For more information please click here.
BSR leads panel session at CODF
On December 6, 2012 The U.S. Consulate General hosted The Community Organizations Development Forum (CODF) which brings the nonprofit community together, to share learning on corporate social responsibility. On behalf of BSR, Jason Ho shared his views on how to better cultivate local business and NGO community to dive deep into CSR through effective Corporate-NGO partnerships.
Please visit CiYuan to read more news.
The Conference Board Releases New Report Corporate Philanthropy in China
The Conference Board, a global, independent business membership and research association working in the public interest, has released a new research report called Corporate Philanthropy in China, which provides practical guidance to MNCs called social investment in China. The report examines recent trends in China's social sector and provides practical guidance on effective corporate philanthropy in China. It also includes advice on how to develop effective corporate-NGO partnerships to meet an organization's goals and objectives.
Five key findings in the report include:
Selecting giving channels that match the company’s presence, experience, and capacity in China.
Engaging in research and information gathering for local engagement activity because of the limited availability of public information.
Recognizing the strong political boundaries that control topics, scale, and amplitude of public debate and nonprofit activity.
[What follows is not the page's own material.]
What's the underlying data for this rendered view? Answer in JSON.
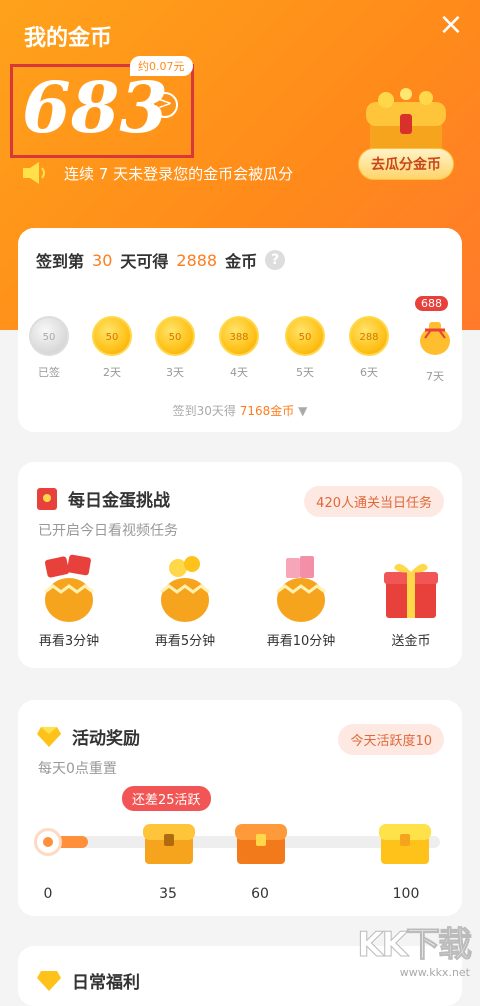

Choosing a non-profit partner should include their ability to work together with companies, to execute their strategic goals and not just on the size or affiliations of the partner organization. Project planning needs to factor in the governance, transparency and accountability issues of domestics NPOs.
The report is available for download here.
Fortune China CSR 2012 Ranking (InnoCSR, English)
Sustainable Urban Growth: Is Hong Kong a Model for China? (BSR Insight, English)
On the Horizon
CiYuan Initiative “Phase 1” Best Practice Sharing Event (February, 2013 | Beijing, China)
Leadership Development Conference India (23 - 24 January, 2013 | Bangalore, India)
Corporate Image and Branding Conference (31-1 February, 2013 | New York, US)
Corporate Governance Academy (7 - 8 February, 2013 | Brussels, Belgium)
Supplier Relationship Management Conference (14 - 15 March, 2013 | Chicago, IL)